Some insiders described the situation as “orchestrated plan” by the authorities to milk the police whilst the trained technicians continue to draw salaries at the expense of the taxpayer. The Chronicle's credible sources said the service mechanics and technicians at the police workshop are very competent and hard working and none of the works contracted to the private garages is beyond their capabilities.
However, the sources said the authorities intentionally recommend the use of private garages “probably to fatten their pockets through unscrupulous means.” The sources said the practice has rendered the workshop personnel idle most of the time. “The only thing you can see them doing all day is malingering and gossiping and then they go for their salaries at the end of the month.”
Funds for the maintenance and repair of broken-down police vehicles are allotted to the heads at the police headquarters, according to the paper's investigations which also established that about ¢100 million was recently released to the police administration for servicing, repairs and maintenance works.
However, the police workshop always has to go on its knees before funds are released, normally in bits and pieces. But Deputy Superintendent of Police, David Eklu, who is the director of Police Public Relations, refuted the allegations, saying it is a wrong perception by the public and “the so-called insiders within the police administration.” He told The Chronicle that the broken down vehicles are sent to private garages because of the non-availability of funds immediately for such repairs and for the purchase needed spare parts. “The private garages repair the vehicles for us on credit for our work to go on effectively until funds are made available for payment,” he said.

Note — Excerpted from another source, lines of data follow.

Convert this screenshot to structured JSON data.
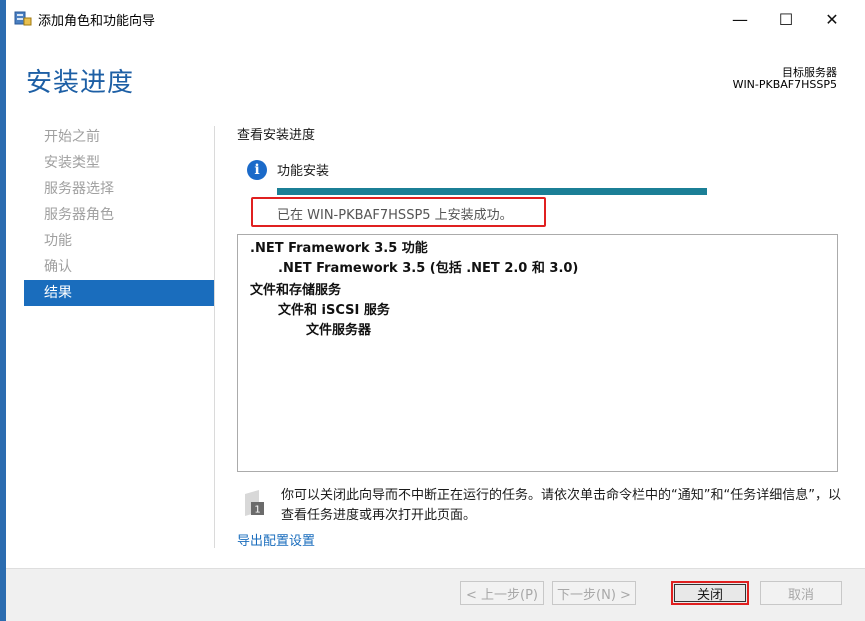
{
  "window": {
    "title": "添加角色和功能向导",
    "minimize_glyph": "—",
    "maximize_glyph": "☐",
    "close_glyph": "✕"
  },
  "header": {
    "page_title": "安装进度",
    "target_label": "目标服务器",
    "target_name": "WIN-PKBAF7HSSP5"
  },
  "nav": {
    "items": [
      {
        "label": "开始之前",
        "active": false
      },
      {
        "label": "安装类型",
        "active": false
      },
      {
        "label": "服务器选择",
        "active": false
      },
      {
        "label": "服务器角色",
        "active": false
      },
      {
        "label": "功能",
        "active": false
      },
      {
        "label": "确认",
        "active": false
      },
      {
        "label": "结果",
        "active": true
      }
    ]
  },
  "content": {
    "section_heading": "查看安装进度",
    "feature_label": "功能安装",
    "progress": 1.0,
    "status_text": "已在 WIN-PKBAF7HSSP5 上安装成功。",
    "results": [
      ".NET Framework 3.5 功能",
      ".NET Framework 3.5 (包括 .NET 2.0 和 3.0)",
      "文件和存储服务",
      "文件和 iSCSI 服务",
      "文件服务器"
    ],
    "note_line1": "你可以关闭此向导而不中断正在运行的任务。请依次单击命令栏中的“通知”和“任务详细信息”，以",
    "note_line2": "查看任务进度或再次打开此页面。",
    "export_link": "导出配置设置"
  },
  "footer": {
    "prev_label": "< 上一步(P)",
    "next_label": "下一步(N) >",
    "close_label": "关闭",
    "cancel_label": "取消"
  },
  "colors": {
    "accent": "#1a6dbd",
    "progress": "#1b7f96",
    "highlight": "#e02020"
  }
}
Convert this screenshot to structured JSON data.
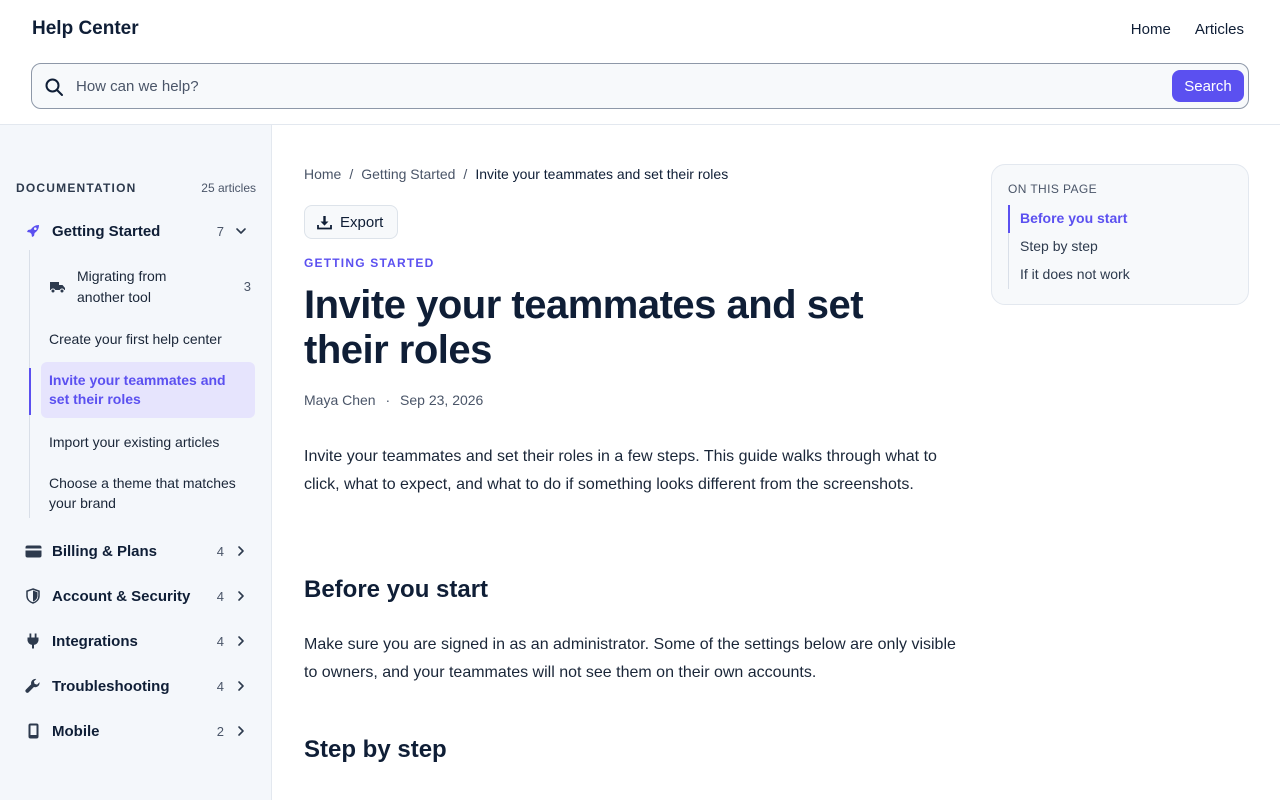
{
  "header": {
    "brand": "Help Center",
    "nav": [
      "Home",
      "Articles"
    ]
  },
  "search": {
    "placeholder": "How can we help?",
    "button_label": "Search",
    "icon": "search-icon"
  },
  "sidebar": {
    "title": "DOCUMENTATION",
    "count": "25 articles",
    "categories": [
      {
        "label": "Getting Started",
        "count": "7",
        "icon": "rocket-icon",
        "expanded": true
      },
      {
        "label": "Billing & Plans",
        "count": "4",
        "icon": "credit-card-icon"
      },
      {
        "label": "Account & Security",
        "count": "4",
        "icon": "shield-icon"
      },
      {
        "label": "Integrations",
        "count": "4",
        "icon": "plug-icon"
      },
      {
        "label": "Troubleshooting",
        "count": "4",
        "icon": "wrench-icon"
      },
      {
        "label": "Mobile",
        "count": "2",
        "icon": "phone-icon"
      }
    ],
    "getting_started_items": {
      "migrating": {
        "label": "Migrating from another tool",
        "count": "3",
        "icon": "truck-icon"
      },
      "items": [
        "Create your first help center",
        "Invite your teammates and set their roles",
        "Import your existing articles",
        "Choose a theme that matches your brand"
      ],
      "active": "Invite your teammates and set their roles"
    }
  },
  "article": {
    "breadcrumb": [
      "Home",
      "Getting Started",
      "Invite your teammates and set their roles"
    ],
    "export_label": "Export",
    "eyebrow": "GETTING STARTED",
    "title": "Invite your teammates and set their roles",
    "author": "Maya Chen",
    "date": "Sep 23, 2026",
    "intro": "Invite your teammates and set their roles in a few steps. This guide walks through what to click, what to expect, and what to do if something looks different from the screenshots.",
    "sections": [
      {
        "heading": "Before you start",
        "body": "Make sure you are signed in as an administrator. Some of the settings below are only visible to owners, and your teammates will not see them on their own accounts."
      },
      {
        "heading": "Step by step"
      }
    ]
  },
  "toc": {
    "title": "ON THIS PAGE",
    "items": [
      "Before you start",
      "Step by step",
      "If it does not work"
    ],
    "active": "Before you start"
  },
  "colors": {
    "accent": "#5b50f0",
    "active_bg": "#e6e4fd",
    "sidebar_bg": "#f4f7fb",
    "text": "#0f1e36"
  }
}
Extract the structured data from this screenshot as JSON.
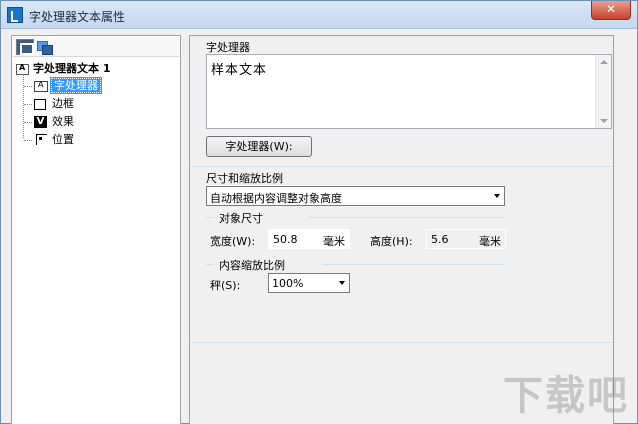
{
  "window": {
    "title": "字处理器文本属性",
    "close_label": "✕"
  },
  "tree": {
    "root": "字处理器文本 1",
    "items": [
      {
        "label": "字处理器",
        "icon": "text-icon",
        "selected": true
      },
      {
        "label": "边框",
        "icon": "border-icon",
        "selected": false
      },
      {
        "label": "效果",
        "icon": "effect-icon",
        "selected": false
      },
      {
        "label": "位置",
        "icon": "position-icon",
        "selected": false
      }
    ]
  },
  "word_processor": {
    "section_label": "字处理器",
    "text_value": "样本文本",
    "button_label": "字处理器(W):"
  },
  "size_scale": {
    "section_label": "尺寸和缩放比例",
    "mode_value": "自动根据内容调整对象高度",
    "object_size": {
      "title": "对象尺寸",
      "width_label": "宽度(W):",
      "width_value": "50.8",
      "width_unit": "毫米",
      "height_label": "高度(H):",
      "height_value": "5.6",
      "height_unit": "毫米"
    },
    "content_scale": {
      "title": "内容缩放比例",
      "scale_label": "秤(S):",
      "scale_value": "100%"
    }
  },
  "watermark": "下载吧"
}
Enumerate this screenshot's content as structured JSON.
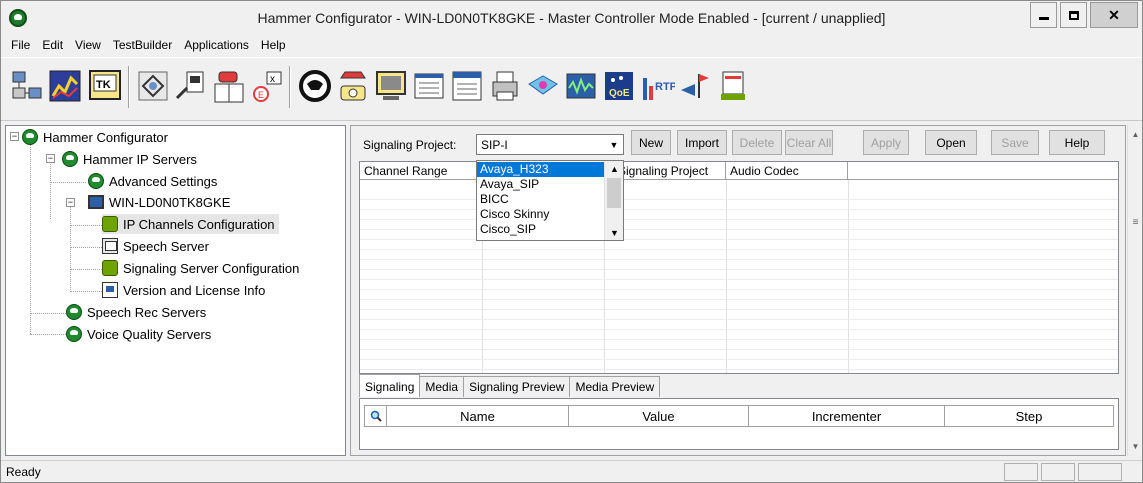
{
  "window": {
    "title": "Hammer Configurator - WIN-LD0N0TK8GKE - Master Controller Mode Enabled -  [current / unapplied]"
  },
  "menu": [
    "File",
    "Edit",
    "View",
    "TestBuilder",
    "Applications",
    "Help"
  ],
  "toolbar": {
    "icons": [
      "network-icon",
      "chart-icon",
      "tk-icon",
      "recycle-icon",
      "document-icon",
      "phone-book-icon",
      "export-icon",
      "hammer-logo-icon",
      "phone-icon",
      "monitor-icon",
      "list-icon",
      "reports-icon",
      "printer-icon",
      "network-map-icon",
      "waveform-icon",
      "qoe-icon",
      "rtp-icon",
      "flags-icon",
      "spreadsheet-icon"
    ]
  },
  "tree": {
    "root": "Hammer Configurator",
    "ip_servers": "Hammer IP Servers",
    "advanced_settings": "Advanced Settings",
    "host": "WIN-LD0N0TK8GKE",
    "ip_channels": "IP Channels Configuration",
    "speech_server": "Speech Server",
    "signaling_server": "Signaling Server Configuration",
    "version_info": "Version and License Info",
    "speech_rec": "Speech Rec Servers",
    "voice_quality": "Voice Quality Servers"
  },
  "panel": {
    "signaling_label": "Signaling Project:",
    "signaling_value": "SIP-I",
    "buttons": {
      "new": "New",
      "import": "Import",
      "delete": "Delete",
      "clear_all": "Clear All",
      "apply": "Apply",
      "open": "Open",
      "save": "Save",
      "help": "Help"
    },
    "columns": [
      "Channel Range",
      "",
      "Signaling Project",
      "Audio Codec"
    ],
    "dropdown_options": [
      "Avaya_H323",
      "Avaya_SIP",
      "BICC",
      "Cisco Skinny",
      "Cisco_SIP"
    ],
    "dropdown_selected": "Avaya_H323",
    "tabs": [
      "Signaling",
      "Media",
      "Signaling Preview",
      "Media Preview"
    ],
    "active_tab": "Signaling",
    "sub_columns": [
      "Name",
      "Value",
      "Incrementer",
      "Step"
    ]
  },
  "status": {
    "text": "Ready"
  }
}
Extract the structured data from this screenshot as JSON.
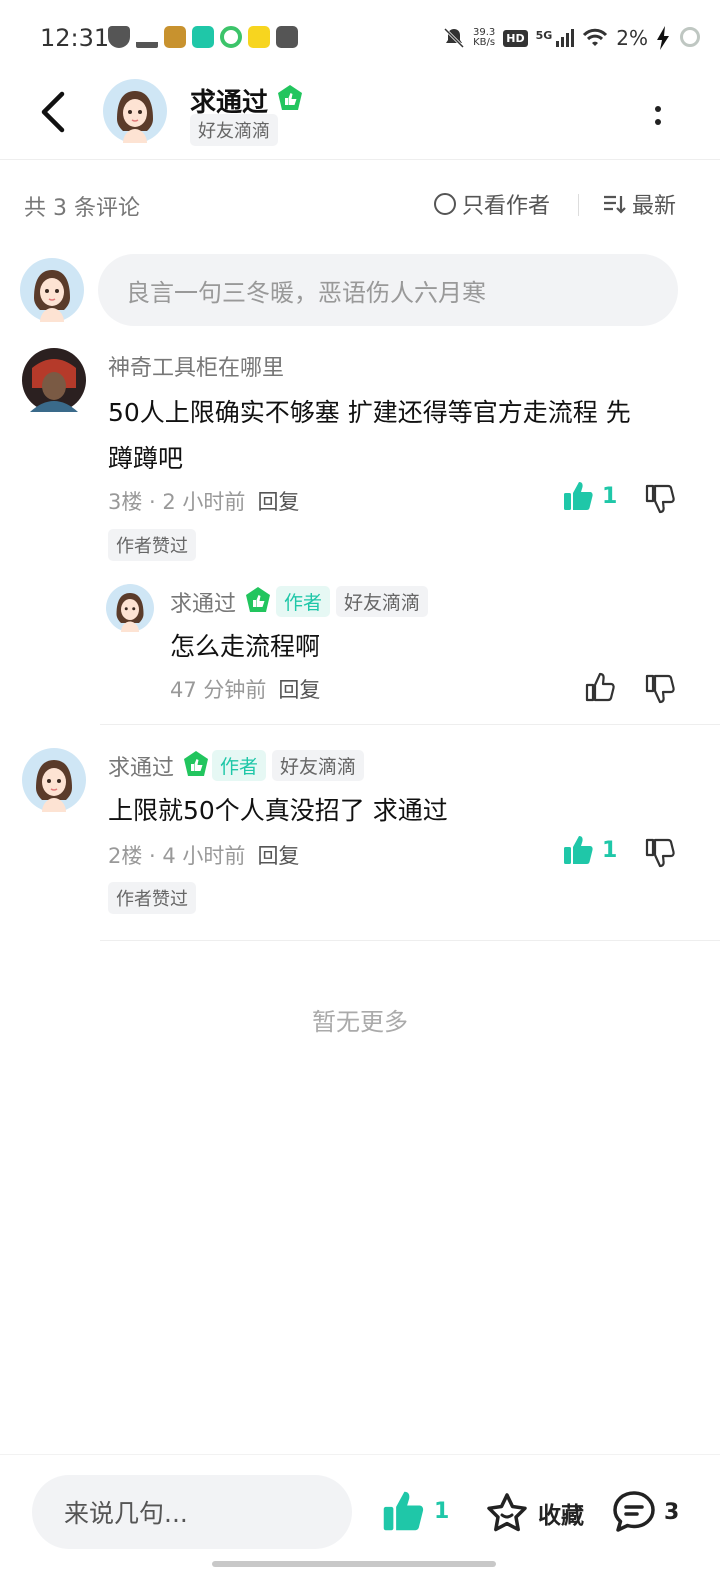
{
  "status_bar": {
    "time": "12:31",
    "net_speed_top": "39.3",
    "net_speed_bottom": "KB/s",
    "hd_label": "HD",
    "network_label": "5G",
    "battery": "2%"
  },
  "header": {
    "name": "求通过",
    "group_tag": "好友滴滴"
  },
  "comments_bar": {
    "count_text": "共 3 条评论",
    "author_only_label": "只看作者",
    "sort_label": "最新"
  },
  "comment_input": {
    "placeholder": "良言一句三冬暖，恶语伤人六月寒"
  },
  "comments": [
    {
      "user": "神奇工具柜在哪里",
      "body_line1": "50人上限确实不够塞 扩建还得等官方走流程 先",
      "body_line2": "蹲蹲吧",
      "meta": "3楼 · 2 小时前",
      "reply_label": "回复",
      "likes": "1",
      "tag": "作者赞过",
      "replies": [
        {
          "user": "求通过",
          "author_tag": "作者",
          "group_tag": "好友滴滴",
          "body": "怎么走流程啊",
          "meta": "47 分钟前",
          "reply_label": "回复"
        }
      ]
    },
    {
      "user": "求通过",
      "author_tag": "作者",
      "group_tag": "好友滴滴",
      "body_line1": "上限就50个人真没招了 求通过",
      "meta": "2楼 · 4 小时前",
      "reply_label": "回复",
      "likes": "1",
      "tag": "作者赞过"
    }
  ],
  "no_more_text": "暂无更多",
  "bottom_bar": {
    "input_placeholder": "来说几句...",
    "like_count": "1",
    "favorite_label": "收藏",
    "comment_count": "3"
  },
  "colors": {
    "accent": "#1fc7a8",
    "verified_green": "#22c55e",
    "input_bg": "#f2f3f5"
  },
  "icons": [
    "back-icon",
    "verified-icon",
    "more-icon",
    "sort-icon",
    "thumbs-up-icon",
    "thumbs-down-icon",
    "star-icon",
    "comment-icon"
  ]
}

Another reason for sending the vehicles to private garages, he said, is that the service mechanics specialize in only Nissan Patrol and Land Rovers, but now the police have vehicles of different makes like Toyota and Peugeot.